Raman spectrum from a sample of .4 Sodium Borate glass.
The peaks at 771 cm-1 and 498 cm-1 are due, respectively, to the
"breathing" and back and forth vibrations
of the 3,4 coordinated rings.  The hump at 1385 cm-1 is due
to the vibrations of non-bridging oxygens.
Whatever that all means...
To me, it sounds fairly poetic to imagine a molecule breathing, but that is exactly how Dr. Feller describes the structural vibrations of one type of glass, which is apparently evident from the spectrum shown at right.  He explains how the Raman spectroscopy works.  First the machine sends out a laser beam which hits the glass and spreads out over the surface.  Don't quote me on this, but I believe the laser itself is responsible for exciting the molecules so they start vibrating in a new way, as does the beam of laser light.  All of these vibrations, though, are constrained by the structure of the molecules, so the location, height, and steepness of the peaks in the resulting spectrum graph provide clues to the molecules structure.

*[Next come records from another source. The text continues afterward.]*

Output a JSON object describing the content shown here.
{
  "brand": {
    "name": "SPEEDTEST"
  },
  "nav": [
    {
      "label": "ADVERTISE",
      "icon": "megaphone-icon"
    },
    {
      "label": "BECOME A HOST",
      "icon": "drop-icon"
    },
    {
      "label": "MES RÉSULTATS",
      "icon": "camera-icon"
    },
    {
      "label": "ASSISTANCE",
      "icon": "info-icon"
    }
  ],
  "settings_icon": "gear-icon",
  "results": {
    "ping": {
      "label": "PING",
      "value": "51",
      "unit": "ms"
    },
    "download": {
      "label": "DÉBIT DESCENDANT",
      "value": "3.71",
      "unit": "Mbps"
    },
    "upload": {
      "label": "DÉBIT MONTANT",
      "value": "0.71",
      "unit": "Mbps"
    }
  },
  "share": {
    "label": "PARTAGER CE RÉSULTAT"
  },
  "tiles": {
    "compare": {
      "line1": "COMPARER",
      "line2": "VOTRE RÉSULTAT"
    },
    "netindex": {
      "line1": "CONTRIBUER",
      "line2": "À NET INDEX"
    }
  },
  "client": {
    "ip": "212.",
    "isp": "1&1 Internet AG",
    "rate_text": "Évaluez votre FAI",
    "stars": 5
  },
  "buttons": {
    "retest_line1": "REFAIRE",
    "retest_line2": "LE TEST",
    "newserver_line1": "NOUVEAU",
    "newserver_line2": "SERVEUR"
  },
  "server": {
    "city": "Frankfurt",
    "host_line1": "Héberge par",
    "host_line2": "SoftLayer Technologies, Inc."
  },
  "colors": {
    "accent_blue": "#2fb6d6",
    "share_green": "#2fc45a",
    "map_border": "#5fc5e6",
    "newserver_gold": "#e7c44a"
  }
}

After skimming through the Wikipedia entries on Raman, spectroscopy, and inelastic scattering, I'm still fairly confused about how all this works...just as I was over 10 years ago when I initially learned about spectroscopy.  But the students don't seem confused--at the first meeting, they were conjecturing about the reasons for the locations of the peaks and asking questions about the slope of the peaks, which seemed to impress Dr. Feller quite a bit.  It's nice to be the outsider who isn't expected to understand everything...far more enjoyable that way.  

Wednesday, June 10, 2015

Materials Science: 2015 Summer Projects

Special Summer Series: Elizabeth Hoover de Galvez from the library's reference department, shares her observations of summer research at Coe. This summer she is working with Dr. Feller's materials science group.
The Research Experiences for Undergraduates (REU) program kicked off this Monday at Coe with a total of 38 undergraduate students participating across seven working groups.  There is a mix of Coe students participating, from beginners to experienced researchers, along with students from other colleges and universities around the country.  I joined Dr. Feller's research group in materials science with 10 students and he and the students have been extremely welcoming and have allowed me to get hands-on experience with the lab equipment over the past couple of days.

For week 1, the students started with a deep cleaning of the lab.  On Tuesday afternoon, Dr. Feller announced the projects that students can work on over the summer and gave his students an opportunity to choose which ones they may be interested in.

Of the eight projects available, at least four will include some collaboration with other universities around the world.  For example, three groups will be making samples of glass which will be shipped to other universities for further research and analysis.  One bonus of these collaborative projects is that students may eventually be invited to travel to these other sites; in fact, one student will be going to England for a second time this summer to work with the researchers who've been using the glass she's made.

Two of the projects are related to a new discovery which was recently made at Coe.  The discovery was an unexpected difference in the way in which two related glasses softened when heated.  Students will continue investigating the phenomenon and work to test a hypothesis which seeks to explain it.

One interesting new project this year will analyze elements present in pennies minted during WWII, particularly 1944 & 1945.  During the war copper was needed for the war effort and so the mint briefly made pennies from steel and then, in 1944, began reusing copper shell casings to make pennies.  Dr. Feller said this would be the first research to analyze and characterize the pennies from 1944 & 1945 to look for unique elements or distinguishing characteristics within the pennies.  They won't have to destroy the pennies to analyze the elements--they'll use the chemistry departments new XRF (X-Ray Fluorescence) spectrometer gun, which provides a readout of all elements, including trace elements, present in an object.